Today, a problem requiring attention is the lack of children's direct experiences and knowledge gained through everyday life, the education of only words without real images. Turning to teachers, particularly for the young generation, may have drawbacks because some of these teachers do not have adequate experience to lead children and many of them may not understand the significance of a child's direct experiences for developing the child's ability to think. Therefore, it is said that making plans for children's learning by way of their own experiences is not easy in primary education.
Under these circumstances, the curriculum must be considered in education programs of universities, which train students to be teachers. More opportunities should be made for the students to have various experiences and to study the importance of such a learning style.
The purpose of this paper is to introduce and analyze the practice of the Educational Seminar for freshmen used in recent years at the Hokkaido University of Education in Kushiro. The experiences offered to students consist of various subjects to lead students in the understanding of the educational effort and also to develop their scientific and social abilities. The main contents are, as follows:
I. A confirmation of the problem
II. The guiding principle of the seminar at the university
III. The contents and structure of the curriculum
IV. An analysis of the significance of “experience” for students who are just beginning to study education
In this article, I will discuss our unique program for undergraduate students in the School of Education, Nagoya University.
This introductory program is not a lecture or a seminar but an experiential practicum of research on school education. The significance is that students can see school life directly and objectively as it is, which means they can observe like researchers as neither pupils nor student teachers.
Our purpose for the program is to experience an ethnographic research activity and to know different types of school education from Japanese typical school education. In this sense, this program is very new and valuable for obtaining comprehensive and experiential data on the complex activity in school organizations.
The students say they appreciate and enjoy this participant observation activity and group discussion, as well as their knowledge of various types of school education. We feel certain that experiential learning during undergraduate study will be accepted by most students.

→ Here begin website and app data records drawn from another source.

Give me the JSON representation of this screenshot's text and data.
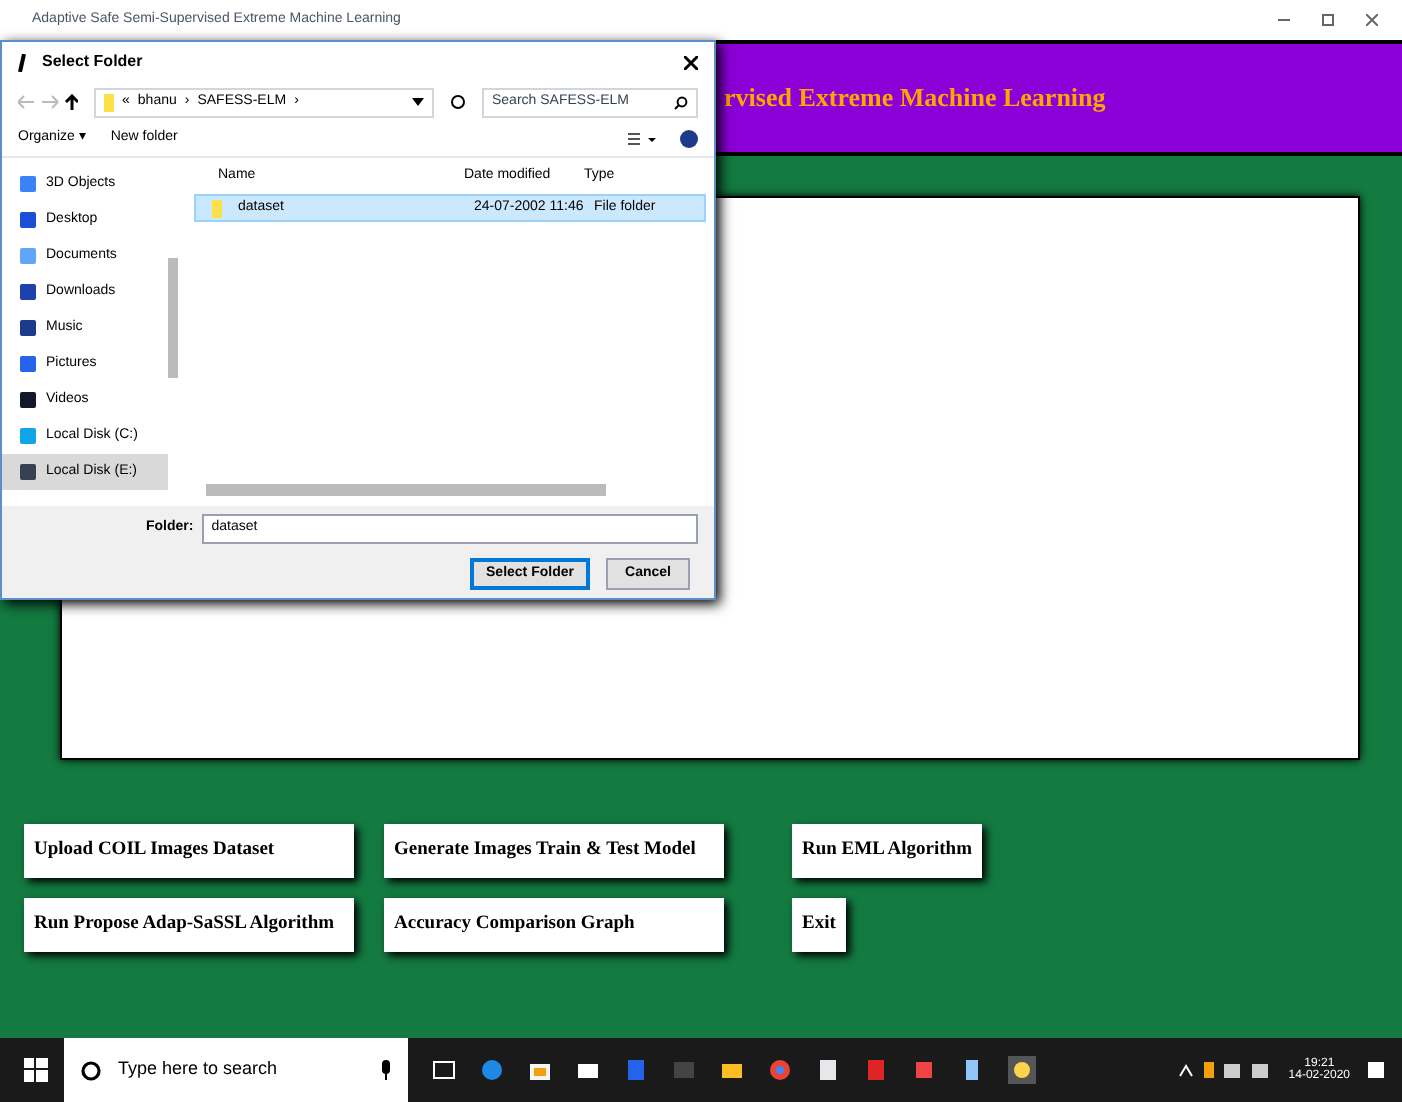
{
  "window": {
    "title": "Adaptive Safe Semi-Supervised Extreme Machine Learning"
  },
  "header": {
    "title": "rvised Extreme Machine Learning"
  },
  "buttons": [
    [
      "Upload COIL Images Dataset",
      "Generate Images Train & Test Model",
      "Run EML Algorithm"
    ],
    [
      "Run Propose Adap-SaSSL Algorithm",
      "Accuracy Comparison Graph",
      "Exit"
    ]
  ],
  "dialog": {
    "title": "Select Folder",
    "breadcrumb": [
      "«",
      "bhanu",
      "›",
      "SAFESS-ELM",
      "›"
    ],
    "search_placeholder": "Search SAFESS-ELM",
    "toolbar": [
      "Organize ▾",
      "New folder"
    ],
    "sidebar": [
      {
        "label": "3D Objects",
        "selected": false
      },
      {
        "label": "Desktop",
        "selected": false
      },
      {
        "label": "Documents",
        "selected": false
      },
      {
        "label": "Downloads",
        "selected": false
      },
      {
        "label": "Music",
        "selected": false
      },
      {
        "label": "Pictures",
        "selected": false
      },
      {
        "label": "Videos",
        "selected": false
      },
      {
        "label": "Local Disk (C:)",
        "selected": false
      },
      {
        "label": "Local Disk (E:)",
        "selected": true
      }
    ],
    "columns": [
      "Name",
      "Date modified",
      "Type"
    ],
    "rows": [
      {
        "name": "dataset",
        "date": "24-07-2002 11:46",
        "type": "File folder",
        "selected": true
      }
    ],
    "folder_label": "Folder:",
    "folder_value": "dataset",
    "actions": [
      "Select Folder",
      "Cancel"
    ]
  },
  "taskbar": {
    "search_placeholder": "Type here to search",
    "time": "19:21",
    "date": "14-02-2020"
  }
}
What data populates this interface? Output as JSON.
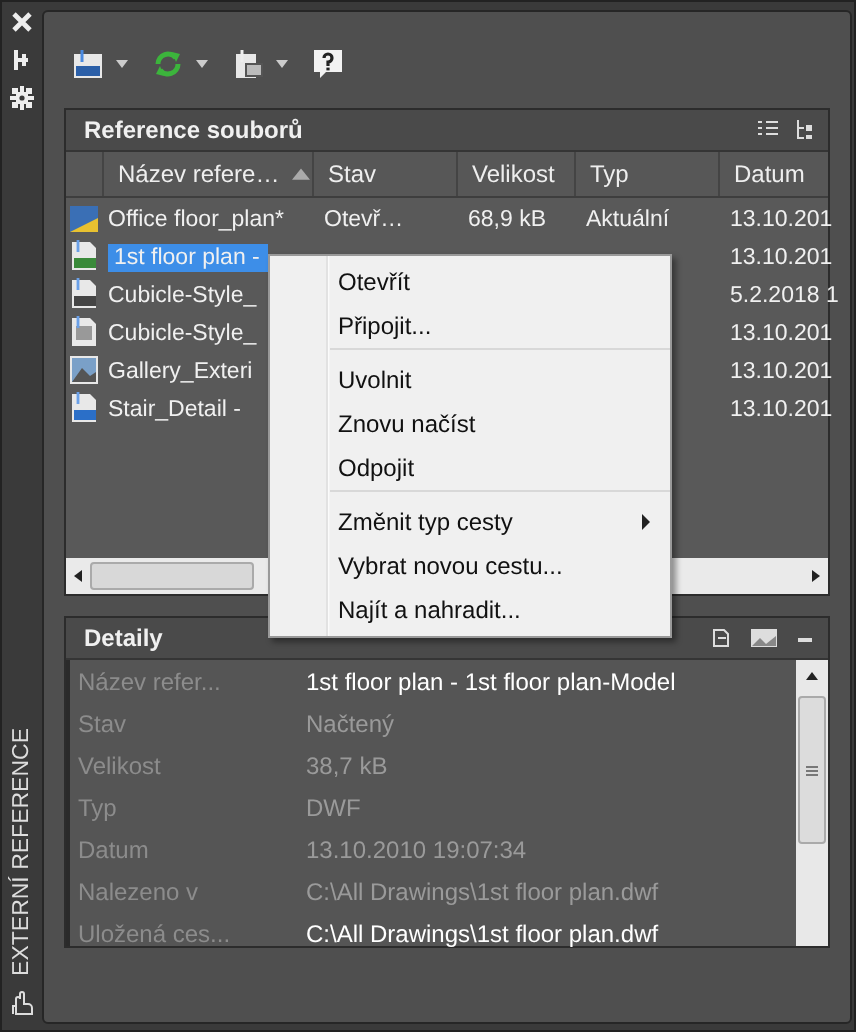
{
  "sidebar": {
    "title": "EXTERNÍ REFERENCE"
  },
  "panel": {
    "title": "Reference souborů",
    "columns": [
      {
        "label": "Název refere…",
        "sorted": true
      },
      {
        "label": "Stav",
        "sorted": false
      },
      {
        "label": "Velikost",
        "sorted": false
      },
      {
        "label": "Typ",
        "sorted": false
      },
      {
        "label": "Datum",
        "sorted": false
      }
    ],
    "rows": [
      {
        "kind": "drawing",
        "selected": false,
        "cells": [
          "Office floor_plan*",
          "Otevř…",
          "68,9 kB",
          "Aktuální",
          "13.10.201"
        ]
      },
      {
        "kind": "dwf",
        "selected": true,
        "cells": [
          "1st floor plan -",
          "",
          "",
          "",
          "13.10.201"
        ]
      },
      {
        "kind": "dwg",
        "selected": false,
        "cells": [
          "Cubicle-Style_",
          "",
          "",
          "",
          "5.2.2018 1"
        ]
      },
      {
        "kind": "page",
        "selected": false,
        "cells": [
          "Cubicle-Style_",
          "",
          "",
          "",
          "13.10.201"
        ]
      },
      {
        "kind": "image",
        "selected": false,
        "cells": [
          "Gallery_Exteri",
          "",
          "",
          "",
          "13.10.201"
        ]
      },
      {
        "kind": "dgn",
        "selected": false,
        "cells": [
          "Stair_Detail -",
          "",
          "",
          "",
          "13.10.201"
        ]
      }
    ]
  },
  "menu": {
    "groups": [
      [
        {
          "label": "Otevřít",
          "submenu": false
        },
        {
          "label": "Připojit...",
          "submenu": false
        }
      ],
      [
        {
          "label": "Uvolnit",
          "submenu": false
        },
        {
          "label": "Znovu načíst",
          "submenu": false
        },
        {
          "label": "Odpojit",
          "submenu": false
        }
      ],
      [
        {
          "label": "Změnit typ cesty",
          "submenu": true
        },
        {
          "label": "Vybrat novou cestu...",
          "submenu": false
        },
        {
          "label": "Najít a nahradit...",
          "submenu": false
        }
      ]
    ]
  },
  "details": {
    "title": "Detaily",
    "rows": [
      {
        "label": "Název refer...",
        "value": "1st floor plan - 1st floor plan-Model",
        "editable": true
      },
      {
        "label": "Stav",
        "value": "Načtený",
        "editable": false
      },
      {
        "label": "Velikost",
        "value": "38,7 kB",
        "editable": false
      },
      {
        "label": "Typ",
        "value": "DWF",
        "editable": false
      },
      {
        "label": "Datum",
        "value": "13.10.2010 19:07:34",
        "editable": false
      },
      {
        "label": "Nalezeno v",
        "value": "C:\\All Drawings\\1st floor plan.dwf",
        "editable": false
      },
      {
        "label": "Uložená ces...",
        "value": "C:\\All Drawings\\1st floor plan.dwf",
        "editable": true
      }
    ]
  }
}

This document records the process of cooperative learning in groups within “mass-production” lectures, which was carried out through teaching methods centering on the production of video materials. The main purposes of the present practices are to make a developmental model of a cooperative learning system for group-work, to make an instructional model of teaching materials analysis, and to enhance the literacy of students.
Cooperative learning procedures are designed to engage students actively in the learning process through inquiry and discussion in small groups.
The group-work is carefully organized and structured so as to promote the participation and learning of all group members in a cooperatively shared understanding.
Cooperative learning is more than just tossing students into a classroom and telling them to talk together.
The following attributes are common to all methods of cooperative learning.
・A task and learning activity suitable for group-work
・Student-to-student interaction in small groups
・Teacher-to-students (small groups) interaction in mass-production lectures